The world is a big empty stage, a vast, unending void without Rick Lester, that Beautiful Dreamer, that lover of Pinot Noir and grandchildren. Nothing can fill it and that hurts my heart literally and figuratively. The nasty saying goes that some people "suck the air right out of a room." Rick opened the window and drew fresh air INTO the room. He enlarged the space available and did it all with a great big smile that created light and possibility. We didn't call him Mr. Entertainment for nothing.
My last communication with Rick was a couple of days before the big race. He called to offer some free tickets to a show in Denver and we spoke briefly, talking over one another the way folks do who are in a hurry. I texted him back to save time (shit) and to let him know we couldn't get up there on Thursday, but also cautioned him to be safe while riding the bike that weekend. His last communication to me:
"No worries."... ... ... ... ... ... ... ... ... ... ... .. .. ... ... ... .. ... ...
When I finally cooked, this comfort meal was what we ate:
curried peppers and tomatoes on rice with grilled chicken
- 3 cups cooked jasmine rice, kept warm
- 3 tablespoons extra virgin olive oil, divided
- Crushed red pepper

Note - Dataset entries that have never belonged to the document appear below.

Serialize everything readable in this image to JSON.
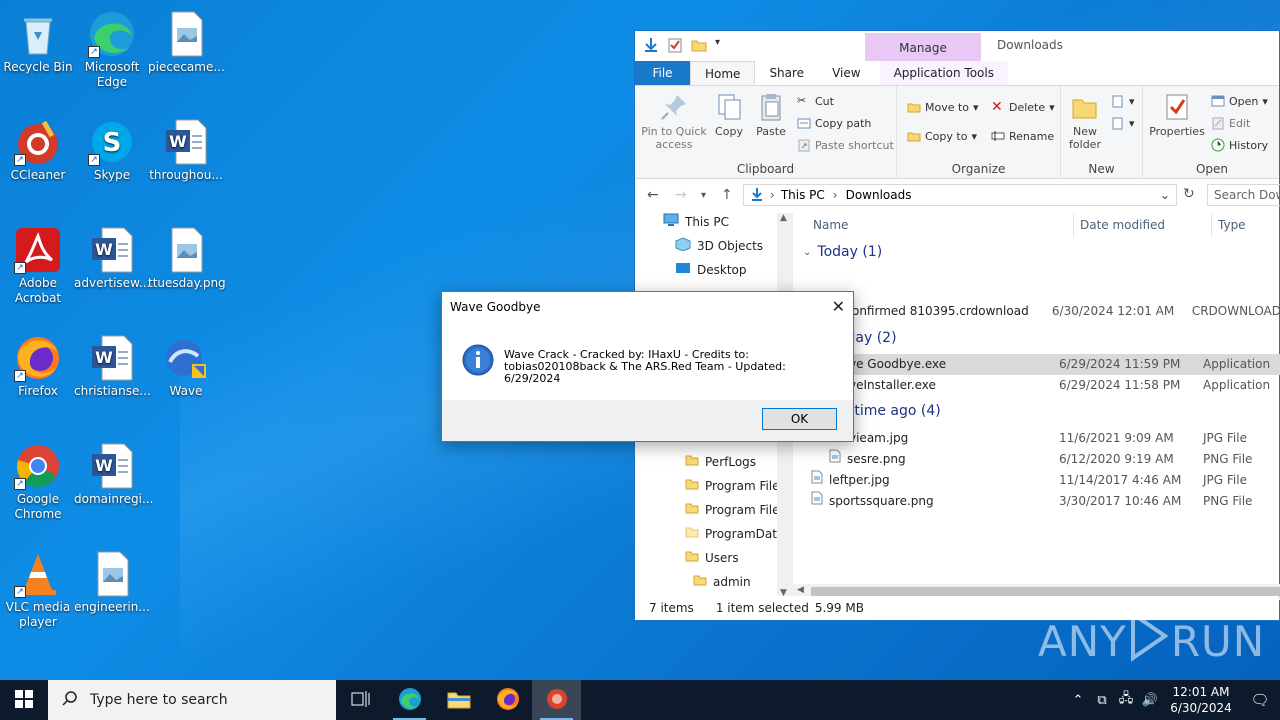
{
  "desktop": {
    "icons": [
      {
        "label": "Recycle Bin",
        "icon": "recycle-bin-icon"
      },
      {
        "label": "Microsoft Edge",
        "icon": "edge-icon"
      },
      {
        "label": "piececame...",
        "icon": "image-file-icon"
      },
      {
        "label": "CCleaner",
        "icon": "ccleaner-icon"
      },
      {
        "label": "Skype",
        "icon": "skype-icon"
      },
      {
        "label": "throughou...",
        "icon": "word-doc-icon"
      },
      {
        "label": "Adobe Acrobat",
        "icon": "acrobat-icon"
      },
      {
        "label": "advertisew...",
        "icon": "word-doc-icon"
      },
      {
        "label": "ttuesday.png",
        "icon": "image-file-icon"
      },
      {
        "label": "Firefox",
        "icon": "firefox-icon"
      },
      {
        "label": "christianse...",
        "icon": "word-doc-icon"
      },
      {
        "label": "Wave",
        "icon": "wave-icon"
      },
      {
        "label": "Google Chrome",
        "icon": "chrome-icon"
      },
      {
        "label": "domainregi...",
        "icon": "word-doc-icon"
      },
      {
        "label": "VLC media player",
        "icon": "vlc-icon"
      },
      {
        "label": "engineerin...",
        "icon": "image-file-icon"
      }
    ]
  },
  "explorer": {
    "title": "Downloads",
    "manage_tab": "Manage",
    "tabs": [
      "File",
      "Home",
      "Share",
      "View",
      "Application Tools"
    ],
    "ribbon": {
      "clipboard": {
        "label": "Clipboard",
        "pin": "Pin to Quick access",
        "copy": "Copy",
        "paste": "Paste",
        "cut": "Cut",
        "copy_path": "Copy path",
        "paste_shortcut": "Paste shortcut"
      },
      "organize": {
        "label": "Organize",
        "move_to": "Move to",
        "copy_to": "Copy to",
        "delete": "Delete",
        "rename": "Rename"
      },
      "new": {
        "label": "New",
        "new_folder": "New folder"
      },
      "open": {
        "label": "Open",
        "properties": "Properties",
        "open": "Open",
        "edit": "Edit",
        "history": "History"
      }
    },
    "address": {
      "parts": [
        "This PC",
        "Downloads"
      ],
      "search_placeholder": "Search Downl"
    },
    "nav": {
      "items": [
        "This PC",
        "3D Objects",
        "Desktop",
        "PerfLogs",
        "Program Files",
        "Program Files",
        "ProgramData",
        "Users",
        "admin"
      ]
    },
    "columns": {
      "name": "Name",
      "date": "Date modified",
      "type": "Type"
    },
    "groups": [
      {
        "title": "Today (1)",
        "files": [
          {
            "name": "Unconfirmed 810395.crdownload",
            "date": "6/30/2024 12:01 AM",
            "type": "CRDOWNLOAD"
          }
        ]
      },
      {
        "title": "rday (2)",
        "files": [
          {
            "name": "ve Goodbye.exe",
            "date": "6/29/2024 11:59 PM",
            "type": "Application"
          },
          {
            "name": "veInstaller.exe",
            "date": "6/29/2024 11:58 PM",
            "type": "Application"
          }
        ]
      },
      {
        "title": "g time ago (4)",
        "files": [
          {
            "name": "vieam.jpg",
            "date": "11/6/2021 9:09 AM",
            "type": "JPG File"
          },
          {
            "name": "sesre.png",
            "date": "6/12/2020 9:19 AM",
            "type": "PNG File"
          },
          {
            "name": "leftper.jpg",
            "date": "11/14/2017 4:46 AM",
            "type": "JPG File"
          },
          {
            "name": "sportssquare.png",
            "date": "3/30/2017 10:46 AM",
            "type": "PNG File"
          }
        ]
      }
    ],
    "status": {
      "items": "7 items",
      "selected": "1 item selected",
      "size": "5.99 MB"
    }
  },
  "dialog": {
    "title": "Wave Goodbye",
    "message": "Wave Crack - Cracked by: IHaxU - Credits to: tobias020108back & The ARS.Red Team - Updated: 6/29/2024",
    "ok": "OK"
  },
  "taskbar": {
    "search_placeholder": "Type here to search",
    "time": "12:01 AM",
    "date": "6/30/2024"
  },
  "watermark": {
    "left": "ANY",
    "right": "RUN"
  }
}
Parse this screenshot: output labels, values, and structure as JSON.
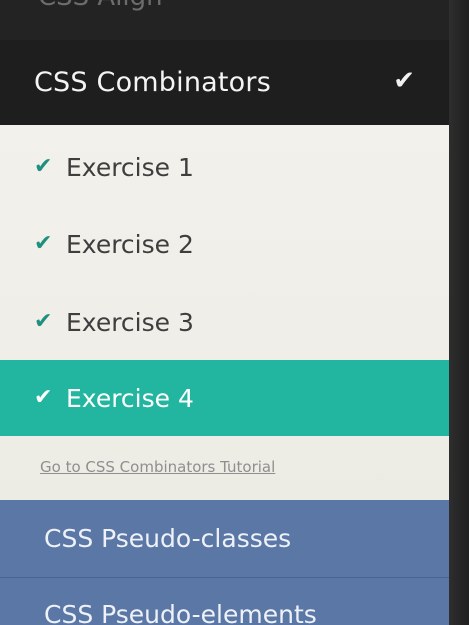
{
  "top_item": {
    "label": "CSS Align"
  },
  "section": {
    "title": "CSS Combinators",
    "complete_icon": "check-icon"
  },
  "exercises": [
    {
      "label": "Exercise 1",
      "icon": "check-icon",
      "active": false
    },
    {
      "label": "Exercise 2",
      "icon": "check-icon",
      "active": false
    },
    {
      "label": "Exercise 3",
      "icon": "check-icon",
      "active": false
    },
    {
      "label": "Exercise 4",
      "icon": "check-icon",
      "active": true
    }
  ],
  "tutorial_link": {
    "label": "Go to CSS Combinators Tutorial"
  },
  "nav": {
    "pseudo_classes": "CSS Pseudo-classes",
    "pseudo_elements": "CSS Pseudo-elements"
  },
  "colors": {
    "header_bg": "#1e1e1e",
    "panel_bg": "#f0eee8",
    "active_bg": "#22b6a0",
    "check_green": "#1f8f7f",
    "nav_bg": "#5b77a6"
  }
}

- 1 large onion, sliced
- 1 red bell pepper, cored, and sliced thinly
- 1 yellow bell pepper, cored, and sliced thinly
- Kosher salt and fresh ground pepper
- 2 garlic cloves, minced
- 2 teaspoons grated fresh ginger
- 2 teaspoons curry powder
- 3 tablespoons Balsamic vinegar
- 1 cup cooked thin green beans (haricots verts)
- 2 tomatoes, cored and chopped
- 2 large grilled chicken breasts, sliced thinly
- 1/4 cup sliced, toasted almonds
In a large, deep skillet, add 1 tablespoon of the olive oil and heat over medium flame. Add onions and peppers and sprinkle with salt and pepper. Cook until softened and tender--about ten minutes. Stir in garlic, ginger, curry powder, the other two tablespoons of olive oil, and vinegar. Let cook a minute or two to marry flavors and develop a bit of sauce. If dry, add a tablespoon or so of water or white wine. Stir in cooked beans, tomatoes, and grilled chicken slices and warm through for a minute or two. Spoon curry over rice (3/4 cup per serving) and spoon a bit of sauce on top. Garnish with a sprinkle of sliced, toasted almonds.
A couple of days after this, I was slicing eggplant:
|Rick, whom no one would call an angel, is, I'm sure, flying high and very fast with the brightest and best.|
Too soon. Too soon.
Let me get a hamburger and ice cream post together, my friend,